The excellent, skillfully written briefs of appellant merit commendation, but they do not justify our modifying the rule of law set out in Mississippi Code 1942 Annotated section 668 (1956). Such is a prerogative of the legislature only and therefore should not be exercised by the judiciary. Mississippi can do as Tennessee has done and through its legislature enact a statute which would permit that which appellant earnestly urges here. Tennessee’s statute permits an election after the survivor’s death, as discussed in 83 A.L.R.2d 1073 (1962):
As already indicated, the right of election in the surviving spouse is purely statutory and a particular statute may permit an election to be made after the survivor’s death.

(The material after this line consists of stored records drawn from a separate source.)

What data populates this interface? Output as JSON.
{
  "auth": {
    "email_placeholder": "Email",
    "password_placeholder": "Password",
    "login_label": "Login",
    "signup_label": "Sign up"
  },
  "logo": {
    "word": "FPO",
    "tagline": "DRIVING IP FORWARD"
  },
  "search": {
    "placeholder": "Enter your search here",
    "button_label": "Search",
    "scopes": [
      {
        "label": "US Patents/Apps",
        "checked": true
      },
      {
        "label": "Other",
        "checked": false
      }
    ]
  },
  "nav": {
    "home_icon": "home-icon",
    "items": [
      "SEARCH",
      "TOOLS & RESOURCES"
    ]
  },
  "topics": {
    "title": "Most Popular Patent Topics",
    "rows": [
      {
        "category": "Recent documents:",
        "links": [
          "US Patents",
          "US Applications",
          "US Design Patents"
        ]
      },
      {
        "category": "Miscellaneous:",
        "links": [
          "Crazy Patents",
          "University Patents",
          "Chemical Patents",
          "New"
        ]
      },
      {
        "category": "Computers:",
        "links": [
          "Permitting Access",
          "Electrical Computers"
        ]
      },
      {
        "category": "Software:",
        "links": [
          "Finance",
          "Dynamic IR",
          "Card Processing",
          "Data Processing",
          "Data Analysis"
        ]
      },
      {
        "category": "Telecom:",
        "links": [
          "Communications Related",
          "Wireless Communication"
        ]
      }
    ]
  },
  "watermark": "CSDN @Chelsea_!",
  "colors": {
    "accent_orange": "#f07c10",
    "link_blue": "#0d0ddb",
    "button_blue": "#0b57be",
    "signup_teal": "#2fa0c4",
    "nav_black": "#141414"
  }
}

The statute in question in Hamilton Nat. Bank vs. Haynes (1943) 180 Tenn. 247, 174 S.W.2d 39 empowered the county court, on application of the personal representative of the surviving spouse, to declare a ‘dissent from the will’ in the event of the death of such survivor before the period allowed for the dissent had expired. (83 A.L.R.2d at 1082.)
Statutes in derogation of common law must be strictly construed, as we well know, and probate is a wholly statutory creature. The court went on to address appellant’s equitable estoppel argument:
Equitable estoppel does not and cannot authorize the exercise of a personal right which terminates with the death of a spouse. Appellee concedes that had J. B. Ratliff lived he would have been estopped from inheriting from his wife’s estate under the provisions of Mississippi Code 1942 Annotated sections 479 and 672 (1956). Appellant, however, does not seek to estop J. B. Ratliff. It is his estate, or more specifically his only daughter, Mrs. Betty Jane Ratliff Burrell, whom appellant seeks to estop. Appellant seeks to have Mrs. Burrell vicariously suffer the penalties which her father would have suffered had he survived his wife after killing her. Certainly Mr. Ratliff’s daughter, Mrs. Burrell, is guilty of no acts which would authorize and allow an equitable estoppel of her.
The court winds up with a flourish, invoking Les Misérables and the exquisitely miserable Inspector Javert:
In conclusion, we agree with appellant that Inspector Javert’s devotion to an immutable and inexorable code of laws which categorically demanded and required punishment is not the basic concept of law in this state. In passing, it was Javert’s fanatical dedication to his adamant belief which ultimately caused his self-destruction. The enactment, modification or repeal of laws, wise or foolish, is a problem for the legislature of this state. This Court has no authority in this regard.
Voilà, mes amis. So, if the spouse wishes to renounce, he or she must do so him- or herself personally “within ninety (90) days after probate” per MCA 91-5-25, unless under some legal disability for which the time is extended. It is a personal right that dies with the one holding it, and it may not be exercised later by her estate.
An attorney in this area posed an interesting, closely-related, question: In an estate opened in the 1980’s, surviving wife timely filed a renunciation of her deceased spouse’s will that was never brought to hearing. Now the renouncing wife has died. Her renunciation was timely filed and the estate has never been closed. Did her right of renunciation die with her, or did her filing open the door for her estate now to pursue it? If it survived, are further proceedings now barred by laches?